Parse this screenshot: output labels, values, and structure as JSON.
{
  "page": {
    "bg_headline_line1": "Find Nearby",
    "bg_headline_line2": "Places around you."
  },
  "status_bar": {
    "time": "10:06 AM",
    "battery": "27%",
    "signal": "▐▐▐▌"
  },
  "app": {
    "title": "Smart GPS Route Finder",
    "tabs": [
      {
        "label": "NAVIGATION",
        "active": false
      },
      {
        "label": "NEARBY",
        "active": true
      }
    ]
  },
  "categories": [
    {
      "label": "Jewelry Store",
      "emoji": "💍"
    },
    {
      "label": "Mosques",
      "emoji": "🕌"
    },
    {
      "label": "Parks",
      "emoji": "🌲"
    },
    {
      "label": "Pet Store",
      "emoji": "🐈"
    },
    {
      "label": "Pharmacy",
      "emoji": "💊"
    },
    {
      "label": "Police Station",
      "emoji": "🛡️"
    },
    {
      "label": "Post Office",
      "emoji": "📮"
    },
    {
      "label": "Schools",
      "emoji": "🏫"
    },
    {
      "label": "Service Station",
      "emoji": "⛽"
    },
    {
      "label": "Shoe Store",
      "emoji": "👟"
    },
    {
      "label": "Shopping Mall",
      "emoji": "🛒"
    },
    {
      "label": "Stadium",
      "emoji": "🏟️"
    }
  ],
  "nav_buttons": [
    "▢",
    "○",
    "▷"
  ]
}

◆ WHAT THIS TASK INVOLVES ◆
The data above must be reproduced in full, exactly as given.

◆ ANSWER SECTION ◆
Parse this screenshot: output labels, values, and structure as JSON.
{
  "page": {
    "bg_headline_line1": "Find Nearby",
    "bg_headline_line2": "Places around you."
  },
  "status_bar": {
    "time": "10:06 AM",
    "battery": "27%",
    "signal": "▐▐▐▌"
  },
  "app": {
    "title": "Smart GPS Route Finder",
    "tabs": [
      {
        "label": "NAVIGATION",
        "active": false
      },
      {
        "label": "NEARBY",
        "active": true
      }
    ]
  },
  "categories": [
    {
      "label": "Jewelry Store",
      "emoji": "💍"
    },
    {
      "label": "Mosques",
      "emoji": "🕌"
    },
    {
      "label": "Parks",
      "emoji": "🌲"
    },
    {
      "label": "Pet Store",
      "emoji": "🐈"
    },
    {
      "label": "Pharmacy",
      "emoji": "💊"
    },
    {
      "label": "Police Station",
      "emoji": "🛡️"
    },
    {
      "label": "Post Office",
      "emoji": "📮"
    },
    {
      "label": "Schools",
      "emoji": "🏫"
    },
    {
      "label": "Service Station",
      "emoji": "⛽"
    },
    {
      "label": "Shoe Store",
      "emoji": "👟"
    },
    {
      "label": "Shopping Mall",
      "emoji": "🛒"
    },
    {
      "label": "Stadium",
      "emoji": "🏟️"
    }
  ],
  "nav_buttons": [
    "▢",
    "○",
    "▷"
  ]
}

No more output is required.